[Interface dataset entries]
= Beginning of Section =

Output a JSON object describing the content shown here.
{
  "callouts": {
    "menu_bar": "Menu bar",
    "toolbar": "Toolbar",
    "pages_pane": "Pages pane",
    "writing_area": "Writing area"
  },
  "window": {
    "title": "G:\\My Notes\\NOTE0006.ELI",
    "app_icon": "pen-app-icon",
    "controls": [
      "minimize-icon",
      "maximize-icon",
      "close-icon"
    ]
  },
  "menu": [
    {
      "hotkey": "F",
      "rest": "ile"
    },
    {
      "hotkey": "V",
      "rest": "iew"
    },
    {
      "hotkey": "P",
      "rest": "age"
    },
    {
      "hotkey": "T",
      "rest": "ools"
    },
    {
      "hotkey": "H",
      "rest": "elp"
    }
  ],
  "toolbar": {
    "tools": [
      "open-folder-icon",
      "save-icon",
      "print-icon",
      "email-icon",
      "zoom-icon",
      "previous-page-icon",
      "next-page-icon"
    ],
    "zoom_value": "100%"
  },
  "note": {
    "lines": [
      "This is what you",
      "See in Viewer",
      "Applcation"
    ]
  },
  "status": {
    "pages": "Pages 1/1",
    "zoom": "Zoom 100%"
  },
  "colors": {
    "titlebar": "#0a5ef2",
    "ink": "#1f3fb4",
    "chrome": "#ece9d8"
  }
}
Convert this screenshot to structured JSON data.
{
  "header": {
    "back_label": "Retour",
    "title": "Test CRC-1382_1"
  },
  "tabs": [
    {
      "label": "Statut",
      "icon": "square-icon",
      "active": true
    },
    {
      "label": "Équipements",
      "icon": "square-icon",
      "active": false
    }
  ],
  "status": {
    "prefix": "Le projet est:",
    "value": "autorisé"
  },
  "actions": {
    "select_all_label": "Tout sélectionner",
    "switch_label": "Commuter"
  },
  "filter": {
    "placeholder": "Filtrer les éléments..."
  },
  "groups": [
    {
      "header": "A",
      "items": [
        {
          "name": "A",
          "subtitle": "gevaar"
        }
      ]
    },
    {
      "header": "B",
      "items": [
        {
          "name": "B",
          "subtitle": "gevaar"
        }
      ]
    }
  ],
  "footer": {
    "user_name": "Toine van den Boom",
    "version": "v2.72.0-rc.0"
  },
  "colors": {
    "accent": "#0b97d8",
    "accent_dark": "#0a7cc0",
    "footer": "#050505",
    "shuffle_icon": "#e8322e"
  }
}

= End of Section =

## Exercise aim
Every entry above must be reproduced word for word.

## Response
Output a JSON object describing the content shown here.
{
  "callouts": {
    "menu_bar": "Menu bar",
    "toolbar": "Toolbar",
    "pages_pane": "Pages pane",
    "writing_area": "Writing area"
  },
  "window": {
    "title": "G:\\My Notes\\NOTE0006.ELI",
    "app_icon": "pen-app-icon",
    "controls": [
      "minimize-icon",
      "maximize-icon",
      "close-icon"
    ]
  },
  "menu": [
    {
      "hotkey": "F",
      "rest": "ile"
    },
    {
      "hotkey": "V",
      "rest": "iew"
    },
    {
      "hotkey": "P",
      "rest": "age"
    },
    {
      "hotkey": "T",
      "rest": "ools"
    },
    {
      "hotkey": "H",
      "rest": "elp"
    }
  ],
  "toolbar": {
    "tools": [
      "open-folder-icon",
      "save-icon",
      "print-icon",
      "email-icon",
      "zoom-icon",
      "previous-page-icon",
      "next-page-icon"
    ],
    "zoom_value": "100%"
  },
  "note": {
    "lines": [
      "This is what you",
      "See in Viewer",
      "Applcation"
    ]
  },
  "status": {
    "pages": "Pages 1/1",
    "zoom": "Zoom 100%"
  },
  "colors": {
    "titlebar": "#0a5ef2",
    "ink": "#1f3fb4",
    "chrome": "#ece9d8"
  }
}
Convert this screenshot to structured JSON data.
{
  "header": {
    "back_label": "Retour",
    "title": "Test CRC-1382_1"
  },
  "tabs": [
    {
      "label": "Statut",
      "icon": "square-icon",
      "active": true
    },
    {
      "label": "Équipements",
      "icon": "square-icon",
      "active": false
    }
  ],
  "status": {
    "prefix": "Le projet est:",
    "value": "autorisé"
  },
  "actions": {
    "select_all_label": "Tout sélectionner",
    "switch_label": "Commuter"
  },
  "filter": {
    "placeholder": "Filtrer les éléments..."
  },
  "groups": [
    {
      "header": "A",
      "items": [
        {
          "name": "A",
          "subtitle": "gevaar"
        }
      ]
    },
    {
      "header": "B",
      "items": [
        {
          "name": "B",
          "subtitle": "gevaar"
        }
      ]
    }
  ],
  "footer": {
    "user_name": "Toine van den Boom",
    "version": "v2.72.0-rc.0"
  },
  "colors": {
    "accent": "#0b97d8",
    "accent_dark": "#0a7cc0",
    "footer": "#050505",
    "shuffle_icon": "#e8322e"
  }
}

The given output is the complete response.